I had a 1st gen XAP amp and I thought it was amazing for the price. But then over time, when swapping in other gear, I discovered weaknesses. It might be better to not discover these, because if you're not careful you can get on a merry-go-round of continually upgrading.
But for me, sound quality is of utmost priority, and I have the budget to make improvements. These XPA-3 amps sound great until you compare with better amps, and then you hear the inaccurate bass, the hot highs, the lack of complete imaging. Not as critical with a home theater, but for music, not so much. They are built to a price point, just like any other brand, and have compromises to reach those price points.
I have a Emotiva XPA-2 that I purchased around 4 1/2 year ago, in my collection of Power Amps. I recently hooked it up to my Revel Ultima Studios with the sublime Vincent SA-T8 (with Psvane tubes), after it had sat idle for a couple of years. After it had settled in I was pleasantly surprised. Whilst it lacks the refinement, depth and resolution of the more costly Power Amps, it has an enjoyable "live" sound to it. A little ragged in the midrange, a bit timid in the top end, with a decent "thwack" in the bottom end, put on some raucous Rock 'N' Roll, turn the wick up to 11 and have fun!

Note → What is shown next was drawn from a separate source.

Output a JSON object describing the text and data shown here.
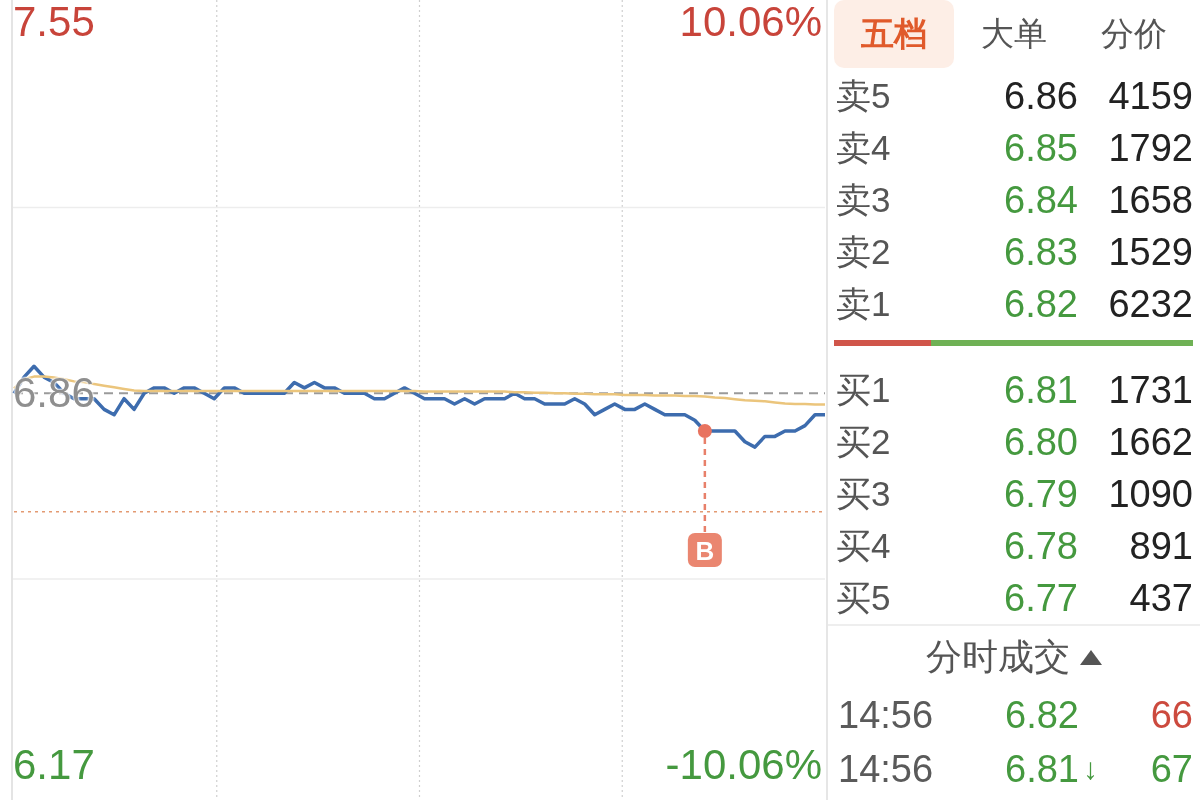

I bought a pair of xpa-100's and being I am not terribly familiar with Emo offerings I would venture to guess that xpa-1 is a different amp. I think thats the one twice the size of my xpa-100?
My xpa-100's sound great and are pretty much my daily player although I do switch out to Pass xa30.5 and a Burgess 2a3 50lb SET. Being what my other amps are this may lead other members to consider that I am not over rating mine. They are good sounding mono's. bass, mids, and maybe not quite as sparkly in the highs as my Pass amp but I would really have to A/B to get more of a sense .

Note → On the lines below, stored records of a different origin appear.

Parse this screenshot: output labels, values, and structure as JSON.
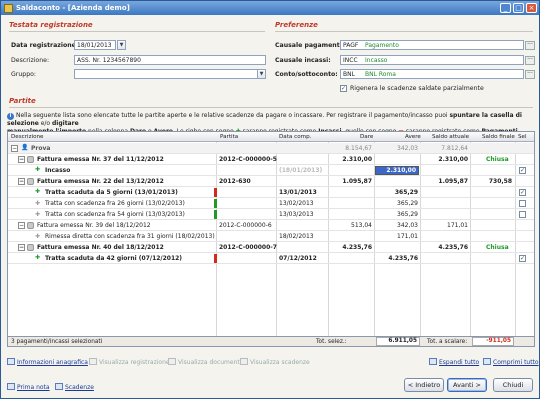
{
  "window": {
    "title": "Saldaconto - [Azienda demo]"
  },
  "registration": {
    "section_title": "Testata registrazione",
    "date_label": "Data registrazione:",
    "date_value": "18/01/2013",
    "description_label": "Descrizione:",
    "description_value": "ASS. Nr. 1234567890",
    "group_label": "Gruppo:",
    "group_value": ""
  },
  "preferences": {
    "section_title": "Preferenze",
    "payments_label": "Causale pagamenti:",
    "payments_code": "PAGF",
    "payments_name": "Pagamento",
    "collections_label": "Causale incassi:",
    "collections_code": "INCC",
    "collections_name": "Incasso",
    "account_label": "Conto/sottoconto:",
    "account_code": "BNL",
    "account_name": "BNL Roma",
    "regenerate_label": "Rigenera le scadenze saldate parzialmente",
    "regenerate_checked": true
  },
  "partite": {
    "section_title": "Partite",
    "info_line1_a": "Nella seguente lista sono elencate tutte le partite aperte e le relative scadenze da pagare o incassare. Per registrare il pagamento/incasso puoi ",
    "info_line1_b": "spuntare la casella di selezione",
    "info_line1_c": " e/o ",
    "info_line1_d": "digitare",
    "info_line2_a": "manualmente l'importo",
    "info_line2_b": " nella colonna ",
    "info_line2_c": "Dare",
    "info_line2_d": " o ",
    "info_line2_e": "Avere",
    "info_line2_f": ". Le righe con segno ",
    "info_line2_g": " saranno registrate come ",
    "info_line2_h": "Incassi",
    "info_line2_i": ", quelle con segno ",
    "info_line2_j": " saranno registrate come ",
    "info_line2_k": "Pagamenti"
  },
  "grid": {
    "columns": {
      "descrizione": "Descrizione",
      "partita": "Partita",
      "data_comp": "Data comp.",
      "dare": "Dare",
      "avere": "Avere",
      "saldo_attuale": "Saldo attuale",
      "saldo_finale": "Saldo finale",
      "sel": "Sel"
    },
    "rows": [
      {
        "desc": "Prova",
        "partita": "",
        "data": "",
        "dare": "8.154,67",
        "avere": "342,03",
        "saldo_att": "7.812,64",
        "saldo_fin": "",
        "chiusa": ""
      },
      {
        "desc": "Fattura emessa Nr. 37 del 11/12/2012",
        "partita": "2012-C-000000-5",
        "data": "",
        "dare": "2.310,00",
        "avere": "",
        "saldo_att": "2.310,00",
        "saldo_fin": "",
        "chiusa": "Chiusa"
      },
      {
        "desc": "Incasso",
        "partita": "",
        "data": "(18/01/2013)",
        "dare": "",
        "avere": "2.310,00",
        "saldo_att": "",
        "saldo_fin": "",
        "chiusa": ""
      },
      {
        "desc": "Fattura emessa Nr. 22 del 13/12/2012",
        "partita": "2012-630",
        "data": "",
        "dare": "1.095,87",
        "avere": "",
        "saldo_att": "1.095,87",
        "saldo_fin": "730,58",
        "chiusa": ""
      },
      {
        "desc": "Tratta scaduta da 5 giorni (13/01/2013)",
        "partita": "",
        "data": "13/01/2013",
        "dare": "",
        "avere": "365,29",
        "saldo_att": "",
        "saldo_fin": "",
        "chiusa": ""
      },
      {
        "desc": "Tratta con scadenza fra 26 giorni (13/02/2013)",
        "partita": "",
        "data": "13/02/2013",
        "dare": "",
        "avere": "365,29",
        "saldo_att": "",
        "saldo_fin": "",
        "chiusa": ""
      },
      {
        "desc": "Tratta con scadenza fra 54 giorni (13/03/2013)",
        "partita": "",
        "data": "13/03/2013",
        "dare": "",
        "avere": "365,29",
        "saldo_att": "",
        "saldo_fin": "",
        "chiusa": ""
      },
      {
        "desc": "Fattura emessa Nr. 39 del 18/12/2012",
        "partita": "2012-C-000000-6",
        "data": "",
        "dare": "513,04",
        "avere": "342,03",
        "saldo_att": "171,01",
        "saldo_fin": "",
        "chiusa": ""
      },
      {
        "desc": "Rimessa diretta con scadenza fra 31 giorni (18/02/2013)",
        "partita": "",
        "data": "18/02/2013",
        "dare": "",
        "avere": "171,01",
        "saldo_att": "",
        "saldo_fin": "",
        "chiusa": ""
      },
      {
        "desc": "Fattura emessa Nr. 40 del 18/12/2012",
        "partita": "2012-C-000000-7",
        "data": "",
        "dare": "4.235,76",
        "avere": "",
        "saldo_att": "4.235,76",
        "saldo_fin": "",
        "chiusa": "Chiusa"
      },
      {
        "desc": "Tratta scaduta da 42 giorni (07/12/2012)",
        "partita": "",
        "data": "07/12/2012",
        "dare": "",
        "avere": "4.235,76",
        "saldo_att": "",
        "saldo_fin": "",
        "chiusa": ""
      }
    ],
    "footer": {
      "selected": "3 pagamenti/incassi selezionati",
      "tot_sel_label": "Tot. selez.:",
      "tot_sel_value": "6.911,05",
      "tot_scalare_label": "Tot. a scalare:",
      "tot_scalare_value": "-911,05"
    }
  },
  "links": {
    "info_anagrafica": "Informazioni anagrafica",
    "vis_registrazione": "Visualizza registrazione",
    "vis_documento": "Visualizza documento",
    "vis_scadenze": "Visualizza scadenze",
    "espandi": "Espandi tutto",
    "comprimi": "Comprimi tutto",
    "prima_nota": "Prima nota",
    "scadenze": "Scadenze"
  },
  "buttons": {
    "back": "< Indietro",
    "next": "Avanti >",
    "close": "Chiudi"
  }
}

I have multiple XPA1 gen 2 and XPA 100 amps. They power two separate music systems and a five channel home theatre. For listening to music I run a pair of XPA 1's in class A mode with a Cary tube pre and an Oppo 105D as one source. Speaker are Van L Quartettes (modified). For me It is a joy to listen to everytime I fire it up. The XPA-1s have a strong attack, and reveal detail and subtleties through out the spectrum. The XPA 100s run an older set of Martin Logans and in the sweet spot they offer a powerfully detailed sound. Also Emotiva has been great on customer support.

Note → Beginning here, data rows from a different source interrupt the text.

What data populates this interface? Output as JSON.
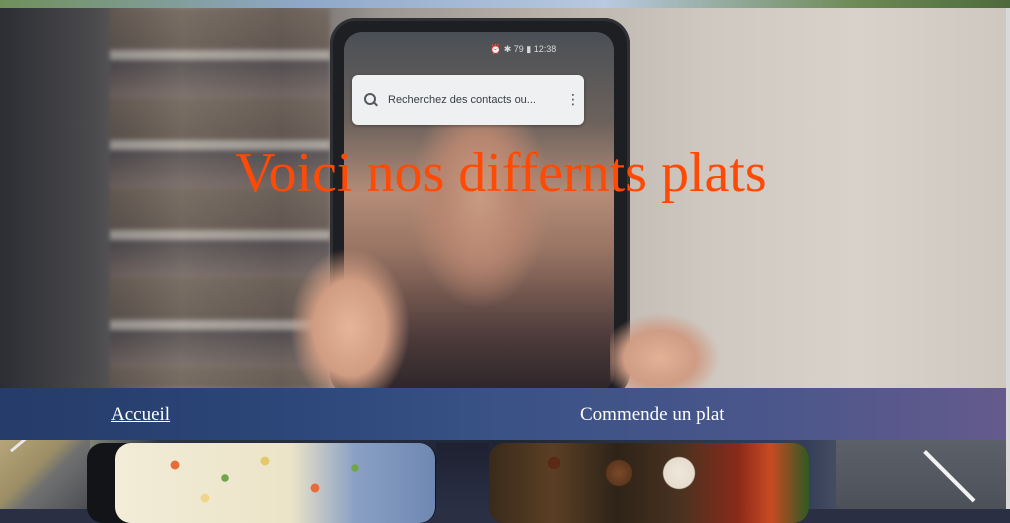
{
  "hero": {
    "title": "Voici nos differnts plats",
    "phone_search_placeholder": "Recherchez des contacts ou...",
    "phone_status": "⏰ ✱ 79 ▮ 12:38"
  },
  "nav": {
    "home_label": "Accueil",
    "order_label": "Commende un plat"
  },
  "colors": {
    "title": "#ff4a05",
    "nav_text": "#ffffff",
    "nav_bg_start": "#263c6a",
    "nav_bg_end": "#655a8c"
  },
  "icons": {
    "phone_search": "search-icon",
    "phone_menu": "more-vertical-icon"
  }
}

Yes I have compared their sound, through B&Ws, using high def digital and Mac2500 tube pre, to other amps -tube Primaluna and Audio Space,; solid state Mac, Marantz and Bryson----- they hold their own and I would say lower Hi-Fi, definitely not midfi (which you hear once in awhile sadly), but not the very best, except for the price and there they really are best for the buck by a very very large margin!!
An absolute JOKE!
Powering pairs of Avalon Acoustics Eidolons, Monitors, Triangle Comets, and compared to an Ayre V-1xe, Hypex nCore 400s, Carver VT180s, Pioneer Elite SC-07, the stereo emo was stunningly bested in EVERY aspect of an amplifiers performance including cost. Massive bang for the buck the Hypex nCore 400s mono kits were $785 including shipping at the 2013 exchange rate.
After a mere seventeen days of intermittent use the pathetic emo expelled a tiny puff of smoke as a channel went silent. A look under the hood revealed a thin printed wire board bowed under the strain of miss-located mounting points, board components void of manufacturer labeling much like an old Lucky Goldstar (LG) VHS video tape player, and the the flamed resistor.
Fortunately I was able to return the unit under their satisfaction period.
I wasn't expecting a great deal from this thing but when my Elite HT receiver waxed it while driving seven speakers I'm sorry. I can't help but think of the degree of subjectivity being expressed here. I'm reminded of someone who posted on the emo lounge asking the manufacturer where the components for this amplifier were produced and by who.
Of course all thats changed. Everything is American, right? If you actually believe that, well...